Saturday, 31 March 2018


This week Polling Cards for the Local Government Elections started arriving in our letterboxes here in London and the reality of our hard work - and what is at stake - hit home.

For the last few years, I have spent countless evenings and weekends knocking on thousands of doors, helping my local community in Fulham and campaigning for the Labour Party. I did this (and will continue to do this) because it is the right thing to do. There is so much that is unfair in our society and there has never been a more important time to help those most in need. It can be through small things (like making sure people have a safe roof over their heads) or big things like defending their local school against closure and rebuilding a community centre that the Conservatives closed. It is a privilege being part of something that makes such a difference.

Making a difference. I have really tried to do this a lot over the last few years. It started by undertaking as much volunteer work as possible: working with a children’s charity helping to educate younger generations; and being appointed as a Trustee of our borough’s local Law Centre providing free legal advice and support on housing and asylum cases. What I enjoy most however is meeting local residents; learning about the concerns they face and taking action to make a difference. This is the work that local councillors across the country undertake every day - and it led to me being chosen by members of the local community in Sands End to be their Labour candidate in the imminent local elections.

Being selected to be the Labour candidate was enormously symbolic for me. I have always spoken openly about my past (my wife says it was the first thing I told her when we met!), however being chosen felt like an external endorsement that the past was behind me and the community are allowing me to use my past for the greater good of the future.

At this point, I should probably explain what happened in my past to get me here today. I am nearly 34 years old now. However, when I was 21, a student at university, I was on work experience in a bank. I told my dad about companies that the bank was working on. My dad illegally invested in those companies. I was arrested and charged with Insider Dealing. I was convicted and was sent to prison in December 2009. It was absolutely right that I went to prison because what I did was wrong.

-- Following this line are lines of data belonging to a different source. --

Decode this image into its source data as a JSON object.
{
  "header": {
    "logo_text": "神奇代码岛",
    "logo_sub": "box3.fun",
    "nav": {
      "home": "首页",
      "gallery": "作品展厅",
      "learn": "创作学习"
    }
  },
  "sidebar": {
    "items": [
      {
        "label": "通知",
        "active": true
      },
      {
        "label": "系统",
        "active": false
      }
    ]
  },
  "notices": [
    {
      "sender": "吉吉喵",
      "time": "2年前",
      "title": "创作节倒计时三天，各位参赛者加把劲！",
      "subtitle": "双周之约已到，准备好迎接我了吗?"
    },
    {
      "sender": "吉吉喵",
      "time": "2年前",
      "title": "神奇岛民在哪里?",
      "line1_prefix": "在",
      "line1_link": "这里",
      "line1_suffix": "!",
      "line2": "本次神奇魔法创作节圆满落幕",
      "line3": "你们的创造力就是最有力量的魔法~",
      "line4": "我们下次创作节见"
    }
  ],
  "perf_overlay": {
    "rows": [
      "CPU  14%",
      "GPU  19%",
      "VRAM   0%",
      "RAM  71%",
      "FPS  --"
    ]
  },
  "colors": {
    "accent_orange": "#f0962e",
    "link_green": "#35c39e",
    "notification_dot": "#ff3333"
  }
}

I lost everything: my liberty, any reputation and as everyone kept telling me - my future.

Prison is everything that you think it might be: violent, corrupt, dangerous, scary. I was locked in a cell with others for 23 hours every day. Every one of those days I feared for my safety, and too often - for my life. I witnessed some very dark things. And the entire experience had a profound and lasting effect on me.

In prison, bad things happen to vulnerable people - and there was nothing I could do. When I came out, my eyes were opened and I realised that the outside world is not that dissimilar.

Bad things are happening every day to the most vulnerable people in society. The only difference is that I (and more importantly, we, together) can take a stand and fight for people’s rights and fight for a fairer world.  For me, that is why the Labour Party was founded almost 120 years ago.

I spent three months prison and left in March 2010. I joined the Labour Party shortly after.  

The Rehabilitation of Offenders Act is a law that was passed by the Labour government in 1974 (and enhanced by the Conservative government in 2012). It allows those who have committed certain offences to be reintegrated back in society if - after a number of years - they have not committed any further crimes. Thanks to this law, my conviction became ‘spent’ more than three years ago (December 2014) and it is unlawful for anyone to use it against me. It was over. My slate wiped clean. And as soon as my ‘spent date’ passed, I turned up to the very next Labour campaign session in Fulham and have not looked back since.

I didn’t join the Labour Party for redemption. I joined the Labour party - and work hard in Sands End - because I want to change our world. I look at the ignorant, selfish, cruelty of Conservative cuts and am filled with a burning desire to build a different path for our community and demonstrate to the world that you can turn your life around even when you have lost everything.


This week Polling Cards for the Local Government Elections started arriving in our letterboxes here in London and the reality of our hard w...